Data extracted from a collection:
______________________________
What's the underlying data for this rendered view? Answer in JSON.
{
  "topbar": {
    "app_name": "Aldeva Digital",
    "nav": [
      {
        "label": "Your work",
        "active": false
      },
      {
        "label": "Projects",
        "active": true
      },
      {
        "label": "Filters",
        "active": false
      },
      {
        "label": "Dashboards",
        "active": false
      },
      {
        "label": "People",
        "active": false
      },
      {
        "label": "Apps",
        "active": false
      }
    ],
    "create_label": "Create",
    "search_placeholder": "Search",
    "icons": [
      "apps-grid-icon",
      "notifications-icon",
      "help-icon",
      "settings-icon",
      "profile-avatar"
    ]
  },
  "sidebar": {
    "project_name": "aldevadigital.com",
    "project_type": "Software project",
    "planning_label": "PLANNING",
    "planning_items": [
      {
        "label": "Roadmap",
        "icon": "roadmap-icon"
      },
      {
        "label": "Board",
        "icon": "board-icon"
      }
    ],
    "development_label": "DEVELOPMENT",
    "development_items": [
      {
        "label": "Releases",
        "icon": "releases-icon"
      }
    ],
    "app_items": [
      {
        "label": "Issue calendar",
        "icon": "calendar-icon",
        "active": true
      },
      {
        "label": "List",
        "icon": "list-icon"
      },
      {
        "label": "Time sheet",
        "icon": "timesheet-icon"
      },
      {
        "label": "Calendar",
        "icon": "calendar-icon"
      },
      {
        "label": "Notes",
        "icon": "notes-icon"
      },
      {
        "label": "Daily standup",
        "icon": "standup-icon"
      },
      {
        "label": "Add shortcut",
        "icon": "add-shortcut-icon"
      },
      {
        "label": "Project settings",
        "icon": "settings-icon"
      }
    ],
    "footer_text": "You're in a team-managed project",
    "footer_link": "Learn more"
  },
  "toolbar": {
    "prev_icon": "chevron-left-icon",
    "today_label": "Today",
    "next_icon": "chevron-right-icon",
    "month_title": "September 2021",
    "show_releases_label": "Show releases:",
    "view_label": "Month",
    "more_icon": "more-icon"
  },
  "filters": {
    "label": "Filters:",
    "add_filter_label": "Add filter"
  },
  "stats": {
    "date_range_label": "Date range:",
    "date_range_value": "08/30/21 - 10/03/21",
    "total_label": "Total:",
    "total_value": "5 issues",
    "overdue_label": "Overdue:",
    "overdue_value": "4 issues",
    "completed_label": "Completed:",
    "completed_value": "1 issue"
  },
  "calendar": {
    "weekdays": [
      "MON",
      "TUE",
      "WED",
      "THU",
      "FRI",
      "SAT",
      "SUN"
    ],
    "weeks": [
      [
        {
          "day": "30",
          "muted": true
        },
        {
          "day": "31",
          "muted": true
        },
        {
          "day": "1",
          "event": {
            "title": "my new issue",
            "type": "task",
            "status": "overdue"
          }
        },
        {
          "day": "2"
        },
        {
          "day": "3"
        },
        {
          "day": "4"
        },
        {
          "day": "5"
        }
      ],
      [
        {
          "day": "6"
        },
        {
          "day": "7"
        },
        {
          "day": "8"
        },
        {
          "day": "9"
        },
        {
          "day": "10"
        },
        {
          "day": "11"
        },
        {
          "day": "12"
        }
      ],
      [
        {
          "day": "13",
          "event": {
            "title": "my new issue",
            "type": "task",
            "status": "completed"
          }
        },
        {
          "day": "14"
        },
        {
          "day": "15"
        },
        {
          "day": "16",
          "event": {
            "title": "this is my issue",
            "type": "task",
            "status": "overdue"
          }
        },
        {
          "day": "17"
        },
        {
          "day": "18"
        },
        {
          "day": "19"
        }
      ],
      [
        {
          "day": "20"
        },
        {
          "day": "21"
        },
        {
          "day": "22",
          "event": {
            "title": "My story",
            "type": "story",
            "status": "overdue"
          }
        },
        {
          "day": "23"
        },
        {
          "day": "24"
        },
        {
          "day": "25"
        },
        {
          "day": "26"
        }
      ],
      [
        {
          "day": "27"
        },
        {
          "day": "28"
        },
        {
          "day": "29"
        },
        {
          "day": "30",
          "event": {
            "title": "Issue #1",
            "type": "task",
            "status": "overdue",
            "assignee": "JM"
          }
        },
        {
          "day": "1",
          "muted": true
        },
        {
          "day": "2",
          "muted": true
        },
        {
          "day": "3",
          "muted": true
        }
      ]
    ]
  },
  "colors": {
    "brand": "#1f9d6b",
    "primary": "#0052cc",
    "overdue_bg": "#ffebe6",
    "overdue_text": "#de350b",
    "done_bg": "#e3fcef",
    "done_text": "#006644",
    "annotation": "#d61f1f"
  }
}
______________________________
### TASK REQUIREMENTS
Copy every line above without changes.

### TASK RESULT
What's the underlying data for this rendered view? Answer in JSON.
{
  "topbar": {
    "app_name": "Aldeva Digital",
    "nav": [
      {
        "label": "Your work",
        "active": false
      },
      {
        "label": "Projects",
        "active": true
      },
      {
        "label": "Filters",
        "active": false
      },
      {
        "label": "Dashboards",
        "active": false
      },
      {
        "label": "People",
        "active": false
      },
      {
        "label": "Apps",
        "active": false
      }
    ],
    "create_label": "Create",
    "search_placeholder": "Search",
    "icons": [
      "apps-grid-icon",
      "notifications-icon",
      "help-icon",
      "settings-icon",
      "profile-avatar"
    ]
  },
  "sidebar": {
    "project_name": "aldevadigital.com",
    "project_type": "Software project",
    "planning_label": "PLANNING",
    "planning_items": [
      {
        "label": "Roadmap",
        "icon": "roadmap-icon"
      },
      {
        "label": "Board",
        "icon": "board-icon"
      }
    ],
    "development_label": "DEVELOPMENT",
    "development_items": [
      {
        "label": "Releases",
        "icon": "releases-icon"
      }
    ],
    "app_items": [
      {
        "label": "Issue calendar",
        "icon": "calendar-icon",
        "active": true
      },
      {
        "label": "List",
        "icon": "list-icon"
      },
      {
        "label": "Time sheet",
        "icon": "timesheet-icon"
      },
      {
        "label": "Calendar",
        "icon": "calendar-icon"
      },
      {
        "label": "Notes",
        "icon": "notes-icon"
      },
      {
        "label": "Daily standup",
        "icon": "standup-icon"
      },
      {
        "label": "Add shortcut",
        "icon": "add-shortcut-icon"
      },
      {
        "label": "Project settings",
        "icon": "settings-icon"
      }
    ],
    "footer_text": "You're in a team-managed project",
    "footer_link": "Learn more"
  },
  "toolbar": {
    "prev_icon": "chevron-left-icon",
    "today_label": "Today",
    "next_icon": "chevron-right-icon",
    "month_title": "September 2021",
    "show_releases_label": "Show releases:",
    "view_label": "Month",
    "more_icon": "more-icon"
  },
  "filters": {
    "label": "Filters:",
    "add_filter_label": "Add filter"
  },
  "stats": {
    "date_range_label": "Date range:",
    "date_range_value": "08/30/21 - 10/03/21",
    "total_label": "Total:",
    "total_value": "5 issues",
    "overdue_label": "Overdue:",
    "overdue_value": "4 issues",
    "completed_label": "Completed:",
    "completed_value": "1 issue"
  },
  "calendar": {
    "weekdays": [
      "MON",
      "TUE",
      "WED",
      "THU",
      "FRI",
      "SAT",
      "SUN"
    ],
    "weeks": [
      [
        {
          "day": "30",
          "muted": true
        },
        {
          "day": "31",
          "muted": true
        },
        {
          "day": "1",
          "event": {
            "title": "my new issue",
            "type": "task",
            "status": "overdue"
          }
        },
        {
          "day": "2"
        },
        {
          "day": "3"
        },
        {
          "day": "4"
        },
        {
          "day": "5"
        }
      ],
      [
        {
          "day": "6"
        },
        {
          "day": "7"
        },
        {
          "day": "8"
        },
        {
          "day": "9"
        },
        {
          "day": "10"
        },
        {
          "day": "11"
        },
        {
          "day": "12"
        }
      ],
      [
        {
          "day": "13",
          "event": {
            "title": "my new issue",
            "type": "task",
            "status": "completed"
          }
        },
        {
          "day": "14"
        },
        {
          "day": "15"
        },
        {
          "day": "16",
          "event": {
            "title": "this is my issue",
            "type": "task",
            "status": "overdue"
          }
        },
        {
          "day": "17"
        },
        {
          "day": "18"
        },
        {
          "day": "19"
        }
      ],
      [
        {
          "day": "20"
        },
        {
          "day": "21"
        },
        {
          "day": "22",
          "event": {
            "title": "My story",
            "type": "story",
            "status": "overdue"
          }
        },
        {
          "day": "23"
        },
        {
          "day": "24"
        },
        {
          "day": "25"
        },
        {
          "day": "26"
        }
      ],
      [
        {
          "day": "27"
        },
        {
          "day": "28"
        },
        {
          "day": "29"
        },
        {
          "day": "30",
          "event": {
            "title": "Issue #1",
            "type": "task",
            "status": "overdue",
            "assignee": "JM"
          }
        },
        {
          "day": "1",
          "muted": true
        },
        {
          "day": "2",
          "muted": true
        },
        {
          "day": "3",
          "muted": true
        }
      ]
    ]
  },
  "colors": {
    "brand": "#1f9d6b",
    "primary": "#0052cc",
    "overdue_bg": "#ffebe6",
    "overdue_text": "#de350b",
    "done_bg": "#e3fcef",
    "done_text": "#006644",
    "annotation": "#d61f1f"
  }
}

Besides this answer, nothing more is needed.